[Interface dataset entries]
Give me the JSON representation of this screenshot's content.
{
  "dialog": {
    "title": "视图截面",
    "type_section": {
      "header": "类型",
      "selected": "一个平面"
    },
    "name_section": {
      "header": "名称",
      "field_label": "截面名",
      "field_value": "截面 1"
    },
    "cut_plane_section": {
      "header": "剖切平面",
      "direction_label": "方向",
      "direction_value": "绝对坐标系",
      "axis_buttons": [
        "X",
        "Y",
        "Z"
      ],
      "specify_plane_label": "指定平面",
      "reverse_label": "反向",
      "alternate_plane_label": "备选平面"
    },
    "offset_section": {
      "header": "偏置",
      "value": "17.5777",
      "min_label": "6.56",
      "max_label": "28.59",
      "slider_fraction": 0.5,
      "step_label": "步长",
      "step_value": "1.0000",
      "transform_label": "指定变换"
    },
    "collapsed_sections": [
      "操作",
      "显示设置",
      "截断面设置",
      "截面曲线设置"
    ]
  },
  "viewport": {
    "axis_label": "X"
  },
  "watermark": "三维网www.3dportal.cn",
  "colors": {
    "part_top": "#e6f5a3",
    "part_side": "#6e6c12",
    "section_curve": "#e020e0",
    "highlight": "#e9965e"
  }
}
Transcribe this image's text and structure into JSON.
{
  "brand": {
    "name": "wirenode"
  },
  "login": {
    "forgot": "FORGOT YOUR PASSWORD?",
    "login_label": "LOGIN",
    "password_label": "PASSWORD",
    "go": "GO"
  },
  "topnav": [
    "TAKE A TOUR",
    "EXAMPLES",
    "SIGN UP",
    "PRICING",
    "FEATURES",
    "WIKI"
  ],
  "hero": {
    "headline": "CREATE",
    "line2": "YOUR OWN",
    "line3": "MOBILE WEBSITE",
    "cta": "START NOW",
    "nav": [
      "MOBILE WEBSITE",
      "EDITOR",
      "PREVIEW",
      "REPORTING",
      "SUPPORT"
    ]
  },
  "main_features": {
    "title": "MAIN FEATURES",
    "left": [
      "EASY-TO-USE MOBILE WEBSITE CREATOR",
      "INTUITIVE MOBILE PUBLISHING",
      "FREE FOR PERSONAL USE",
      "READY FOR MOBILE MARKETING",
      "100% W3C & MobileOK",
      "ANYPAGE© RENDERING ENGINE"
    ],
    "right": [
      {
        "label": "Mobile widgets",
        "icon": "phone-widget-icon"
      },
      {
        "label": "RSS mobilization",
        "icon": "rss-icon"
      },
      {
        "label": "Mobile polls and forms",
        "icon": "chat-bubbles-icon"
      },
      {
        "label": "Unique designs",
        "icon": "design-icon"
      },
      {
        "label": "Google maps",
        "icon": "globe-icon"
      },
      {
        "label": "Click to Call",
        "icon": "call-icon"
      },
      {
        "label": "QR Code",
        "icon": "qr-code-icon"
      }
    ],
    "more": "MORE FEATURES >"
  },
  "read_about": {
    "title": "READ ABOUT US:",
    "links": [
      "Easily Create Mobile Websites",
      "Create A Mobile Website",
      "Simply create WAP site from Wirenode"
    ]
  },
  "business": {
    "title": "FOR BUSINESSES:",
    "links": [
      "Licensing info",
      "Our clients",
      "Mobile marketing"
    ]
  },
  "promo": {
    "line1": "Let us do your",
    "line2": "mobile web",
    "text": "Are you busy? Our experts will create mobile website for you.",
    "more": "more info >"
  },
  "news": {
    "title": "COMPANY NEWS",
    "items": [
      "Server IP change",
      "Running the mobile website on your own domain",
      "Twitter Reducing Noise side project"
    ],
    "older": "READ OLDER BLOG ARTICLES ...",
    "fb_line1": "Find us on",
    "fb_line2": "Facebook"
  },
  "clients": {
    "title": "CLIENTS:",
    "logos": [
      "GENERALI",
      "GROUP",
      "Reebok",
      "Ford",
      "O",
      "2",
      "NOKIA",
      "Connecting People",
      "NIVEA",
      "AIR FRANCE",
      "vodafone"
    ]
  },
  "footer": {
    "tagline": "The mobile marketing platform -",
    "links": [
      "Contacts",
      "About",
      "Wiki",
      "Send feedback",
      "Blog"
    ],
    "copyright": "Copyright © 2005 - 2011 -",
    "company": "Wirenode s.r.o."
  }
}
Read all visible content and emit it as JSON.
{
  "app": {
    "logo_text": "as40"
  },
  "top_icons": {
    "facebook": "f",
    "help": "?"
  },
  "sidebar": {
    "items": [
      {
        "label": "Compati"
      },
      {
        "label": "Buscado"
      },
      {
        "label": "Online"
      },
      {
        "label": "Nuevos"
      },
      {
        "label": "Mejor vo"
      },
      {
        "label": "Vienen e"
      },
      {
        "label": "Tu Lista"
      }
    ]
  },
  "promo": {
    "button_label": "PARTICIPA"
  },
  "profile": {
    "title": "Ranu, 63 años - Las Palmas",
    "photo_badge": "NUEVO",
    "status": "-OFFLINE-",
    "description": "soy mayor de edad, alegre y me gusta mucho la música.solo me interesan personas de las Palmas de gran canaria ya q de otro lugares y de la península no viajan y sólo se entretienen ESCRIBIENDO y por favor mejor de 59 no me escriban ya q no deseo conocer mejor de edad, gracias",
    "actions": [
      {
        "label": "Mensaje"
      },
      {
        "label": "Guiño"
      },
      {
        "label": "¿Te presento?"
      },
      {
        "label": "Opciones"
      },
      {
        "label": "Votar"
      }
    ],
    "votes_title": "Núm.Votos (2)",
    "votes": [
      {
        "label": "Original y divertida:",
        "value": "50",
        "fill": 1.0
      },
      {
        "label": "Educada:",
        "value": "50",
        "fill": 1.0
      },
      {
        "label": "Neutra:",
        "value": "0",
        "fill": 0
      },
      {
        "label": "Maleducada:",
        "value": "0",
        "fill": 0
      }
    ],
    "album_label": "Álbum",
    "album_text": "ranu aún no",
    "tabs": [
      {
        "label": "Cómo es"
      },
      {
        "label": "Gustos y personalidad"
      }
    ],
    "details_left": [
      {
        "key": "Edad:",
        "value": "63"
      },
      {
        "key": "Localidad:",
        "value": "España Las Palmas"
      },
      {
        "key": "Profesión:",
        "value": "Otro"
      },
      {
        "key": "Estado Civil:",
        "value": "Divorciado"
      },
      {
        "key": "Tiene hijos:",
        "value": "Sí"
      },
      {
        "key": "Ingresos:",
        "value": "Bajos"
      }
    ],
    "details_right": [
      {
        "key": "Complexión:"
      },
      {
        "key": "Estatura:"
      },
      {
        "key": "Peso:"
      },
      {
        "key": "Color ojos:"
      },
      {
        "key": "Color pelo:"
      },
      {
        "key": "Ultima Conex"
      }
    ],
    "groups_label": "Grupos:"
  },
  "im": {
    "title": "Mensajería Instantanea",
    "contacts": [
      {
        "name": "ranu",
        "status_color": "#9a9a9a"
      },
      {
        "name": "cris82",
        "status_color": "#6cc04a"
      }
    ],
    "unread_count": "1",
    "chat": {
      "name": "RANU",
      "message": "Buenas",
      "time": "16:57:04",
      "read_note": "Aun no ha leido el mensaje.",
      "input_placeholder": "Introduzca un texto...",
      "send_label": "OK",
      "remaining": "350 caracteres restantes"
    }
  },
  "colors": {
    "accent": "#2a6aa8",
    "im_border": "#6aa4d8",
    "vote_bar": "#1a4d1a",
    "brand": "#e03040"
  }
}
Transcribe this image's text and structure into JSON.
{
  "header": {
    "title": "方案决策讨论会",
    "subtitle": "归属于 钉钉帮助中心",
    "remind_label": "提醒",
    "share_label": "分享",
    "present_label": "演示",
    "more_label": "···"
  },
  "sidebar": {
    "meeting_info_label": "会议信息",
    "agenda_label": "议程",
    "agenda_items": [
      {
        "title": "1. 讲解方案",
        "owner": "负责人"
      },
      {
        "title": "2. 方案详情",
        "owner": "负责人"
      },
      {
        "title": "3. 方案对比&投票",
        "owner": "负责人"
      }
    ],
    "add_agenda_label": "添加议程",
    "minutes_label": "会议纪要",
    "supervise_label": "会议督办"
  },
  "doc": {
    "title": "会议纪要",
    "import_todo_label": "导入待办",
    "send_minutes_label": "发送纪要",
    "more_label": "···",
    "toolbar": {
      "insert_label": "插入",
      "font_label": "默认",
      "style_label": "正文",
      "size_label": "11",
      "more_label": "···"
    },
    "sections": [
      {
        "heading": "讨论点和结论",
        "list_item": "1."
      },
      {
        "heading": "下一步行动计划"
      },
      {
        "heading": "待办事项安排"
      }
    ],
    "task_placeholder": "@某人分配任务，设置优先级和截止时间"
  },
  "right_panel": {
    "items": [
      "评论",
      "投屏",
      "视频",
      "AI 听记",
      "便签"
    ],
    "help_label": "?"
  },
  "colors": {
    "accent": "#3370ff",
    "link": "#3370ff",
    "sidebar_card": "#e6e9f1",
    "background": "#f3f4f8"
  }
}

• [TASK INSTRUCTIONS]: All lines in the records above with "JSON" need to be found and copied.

• [REPLY TO THE EXERCISE]:
Give me the JSON representation of this screenshot's content.
Transcribe this image's text and structure into JSON.
Read all visible content and emit it as JSON.
Transcribe this image's text and structure into JSON.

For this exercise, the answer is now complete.